Granted, it feels like eons ago, but I vaguely remember being taught to write my stories in an inverted pyramid (most important information up top, so if the reader stops reading, all he misses is the colorful minutiae at the bottom), to answer the 5 W's and H whenever possible (who, what, when, where, -most importantly- WHY and how), to make sure my quotes are accurate and not to bury my lede.

That's it. It does not require a degree in brain surgery to figure this out.

And yet, two reputable, national outlets have made the headlines due to inaccurate reportage - otherwise known as plagiarism and photo doctoring.

Let's start off with the resignation of Jayson Blair from the New York Times.

"Over the past four years, which included 50 corrections, by reinterviewing sources and examining travel and phone records, the 27-year-old reporter repeatedly fabricated material for Times stories," writes Howard Kurtz of the Washington Post.

But it doesn't end there. On the other coast, the L.A. Times is guilty of running a photo on its front page doctored by Brian Walski...

Actual Photo

Actual Photo

Doctored Photo

And for what?

It’s been a busy couple weeks.

So the story of the day involves the 400,000 human embryos that are frozen in U.S. fertility clinics. Rick Weiss wrote a great article for the Washington Post today.

“The freezers of U.S. fertility clinics are bulging with about 400,000 frozen human embryos, a number several times larger than previous estimates, according to the first national count ever done, released today,” he wrote.

(I’ll come back to this with more time.)

Which brings me to today’s topic #2…..

Biologists are beginning to fear the sway of religious fundamentalists in DC. Law-makers are due to consider a bill later this month outlawing cloning not only for reproductive purposes but also in research - a distinction scientists are keen to draw.

The stakes aren’t high yet, but if biotechnology turns out to be the area where the next generation of medical breakthroughs come from, then the current restrictions on funding will have a much larger implications.

More immediately, prodigious defense spending is crowding out investment in education.

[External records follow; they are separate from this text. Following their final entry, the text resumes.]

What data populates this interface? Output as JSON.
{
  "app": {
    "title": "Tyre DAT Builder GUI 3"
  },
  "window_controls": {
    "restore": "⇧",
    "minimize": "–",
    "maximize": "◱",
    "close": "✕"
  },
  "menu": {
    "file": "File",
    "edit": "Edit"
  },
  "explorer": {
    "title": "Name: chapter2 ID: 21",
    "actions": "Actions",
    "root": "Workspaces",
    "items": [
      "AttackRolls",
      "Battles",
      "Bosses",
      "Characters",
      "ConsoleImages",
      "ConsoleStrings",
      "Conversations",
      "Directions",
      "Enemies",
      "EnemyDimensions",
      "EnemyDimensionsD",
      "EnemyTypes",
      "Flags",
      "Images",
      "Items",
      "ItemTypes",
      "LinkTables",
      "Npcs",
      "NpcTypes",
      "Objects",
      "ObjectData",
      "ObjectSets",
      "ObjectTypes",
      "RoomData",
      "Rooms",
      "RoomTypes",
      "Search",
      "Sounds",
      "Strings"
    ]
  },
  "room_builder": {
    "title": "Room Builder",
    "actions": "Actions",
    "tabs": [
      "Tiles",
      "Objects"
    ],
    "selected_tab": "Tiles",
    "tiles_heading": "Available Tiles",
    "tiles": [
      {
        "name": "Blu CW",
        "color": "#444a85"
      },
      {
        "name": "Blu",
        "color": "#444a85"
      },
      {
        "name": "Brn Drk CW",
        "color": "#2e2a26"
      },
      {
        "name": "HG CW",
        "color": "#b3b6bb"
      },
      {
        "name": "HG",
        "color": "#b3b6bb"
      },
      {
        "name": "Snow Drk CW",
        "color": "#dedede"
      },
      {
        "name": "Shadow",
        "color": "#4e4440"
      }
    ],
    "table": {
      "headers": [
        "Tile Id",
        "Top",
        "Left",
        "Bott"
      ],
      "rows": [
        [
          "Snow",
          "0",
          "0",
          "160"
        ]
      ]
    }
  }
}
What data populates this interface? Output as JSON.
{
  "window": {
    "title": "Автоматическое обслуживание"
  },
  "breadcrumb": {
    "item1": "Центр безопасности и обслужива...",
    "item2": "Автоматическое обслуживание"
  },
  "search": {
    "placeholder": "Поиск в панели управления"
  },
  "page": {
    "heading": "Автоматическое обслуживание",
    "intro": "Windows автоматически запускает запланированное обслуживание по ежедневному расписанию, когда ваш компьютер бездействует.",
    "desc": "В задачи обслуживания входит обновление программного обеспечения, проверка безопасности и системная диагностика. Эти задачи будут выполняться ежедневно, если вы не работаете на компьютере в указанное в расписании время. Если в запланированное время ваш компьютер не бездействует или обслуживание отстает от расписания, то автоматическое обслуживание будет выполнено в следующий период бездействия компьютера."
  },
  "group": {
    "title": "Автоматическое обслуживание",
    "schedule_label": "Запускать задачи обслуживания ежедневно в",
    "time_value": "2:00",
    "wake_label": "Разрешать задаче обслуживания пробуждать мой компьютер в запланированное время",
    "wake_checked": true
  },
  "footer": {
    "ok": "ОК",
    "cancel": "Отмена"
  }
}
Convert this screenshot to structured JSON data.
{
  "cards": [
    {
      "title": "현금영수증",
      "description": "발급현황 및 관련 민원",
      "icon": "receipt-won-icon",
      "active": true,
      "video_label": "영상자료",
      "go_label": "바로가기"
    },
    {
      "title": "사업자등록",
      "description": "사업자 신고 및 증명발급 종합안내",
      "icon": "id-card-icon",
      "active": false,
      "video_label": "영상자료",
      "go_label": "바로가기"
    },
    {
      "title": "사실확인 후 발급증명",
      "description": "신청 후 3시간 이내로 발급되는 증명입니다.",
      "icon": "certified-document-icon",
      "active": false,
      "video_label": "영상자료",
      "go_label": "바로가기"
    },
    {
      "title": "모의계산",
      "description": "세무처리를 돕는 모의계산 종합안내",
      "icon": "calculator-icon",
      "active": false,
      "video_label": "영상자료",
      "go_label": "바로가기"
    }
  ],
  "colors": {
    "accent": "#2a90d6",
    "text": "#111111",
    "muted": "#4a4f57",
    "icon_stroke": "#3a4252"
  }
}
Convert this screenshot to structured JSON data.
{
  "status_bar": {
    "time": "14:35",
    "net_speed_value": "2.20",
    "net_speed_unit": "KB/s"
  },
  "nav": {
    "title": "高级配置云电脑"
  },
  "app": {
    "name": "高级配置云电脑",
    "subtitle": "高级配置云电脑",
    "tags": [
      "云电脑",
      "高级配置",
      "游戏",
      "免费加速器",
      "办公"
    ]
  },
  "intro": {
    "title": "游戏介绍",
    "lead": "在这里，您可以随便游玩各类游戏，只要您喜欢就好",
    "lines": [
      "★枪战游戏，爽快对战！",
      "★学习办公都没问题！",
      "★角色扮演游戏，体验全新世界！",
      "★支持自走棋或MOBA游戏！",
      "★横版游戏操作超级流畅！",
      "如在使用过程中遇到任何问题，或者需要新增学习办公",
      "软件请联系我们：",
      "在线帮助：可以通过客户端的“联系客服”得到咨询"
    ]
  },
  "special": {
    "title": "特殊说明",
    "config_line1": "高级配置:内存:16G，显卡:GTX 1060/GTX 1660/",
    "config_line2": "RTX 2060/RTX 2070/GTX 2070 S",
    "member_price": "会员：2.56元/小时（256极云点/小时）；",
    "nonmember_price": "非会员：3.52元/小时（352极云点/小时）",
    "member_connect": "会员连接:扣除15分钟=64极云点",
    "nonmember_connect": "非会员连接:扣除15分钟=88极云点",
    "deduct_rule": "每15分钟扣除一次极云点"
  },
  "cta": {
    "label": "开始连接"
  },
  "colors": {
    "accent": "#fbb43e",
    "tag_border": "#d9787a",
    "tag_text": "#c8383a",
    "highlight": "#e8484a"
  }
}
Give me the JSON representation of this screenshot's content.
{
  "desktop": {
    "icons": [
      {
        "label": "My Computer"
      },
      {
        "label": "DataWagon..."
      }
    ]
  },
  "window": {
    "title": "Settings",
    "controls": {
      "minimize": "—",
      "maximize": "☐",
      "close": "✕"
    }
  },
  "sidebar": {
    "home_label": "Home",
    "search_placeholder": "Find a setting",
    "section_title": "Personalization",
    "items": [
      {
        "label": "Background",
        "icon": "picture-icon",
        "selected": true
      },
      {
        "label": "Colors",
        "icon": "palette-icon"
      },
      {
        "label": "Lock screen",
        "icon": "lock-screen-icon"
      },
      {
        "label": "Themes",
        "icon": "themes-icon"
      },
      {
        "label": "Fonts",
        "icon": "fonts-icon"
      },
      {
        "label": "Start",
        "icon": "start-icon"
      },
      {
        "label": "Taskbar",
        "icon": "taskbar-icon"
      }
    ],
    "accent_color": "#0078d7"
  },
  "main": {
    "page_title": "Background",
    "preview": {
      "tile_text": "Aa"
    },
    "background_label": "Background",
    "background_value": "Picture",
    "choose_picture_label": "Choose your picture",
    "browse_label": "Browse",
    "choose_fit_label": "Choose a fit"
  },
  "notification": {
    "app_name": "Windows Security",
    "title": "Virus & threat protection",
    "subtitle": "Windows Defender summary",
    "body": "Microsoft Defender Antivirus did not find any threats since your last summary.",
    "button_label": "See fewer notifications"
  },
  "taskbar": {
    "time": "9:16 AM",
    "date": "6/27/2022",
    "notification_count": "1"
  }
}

While President Bush flexes US military muscle and plots a bold new foreign policy course as the leader of an unopposed superpower, the irony is that cosiness with industry, religious prohibitions and comparative financial neglect of non-military research may squander the very intellectual capital that helped propel the US's international ascendance in the first place.

Something to think about.


Happy Cinco de Mayo!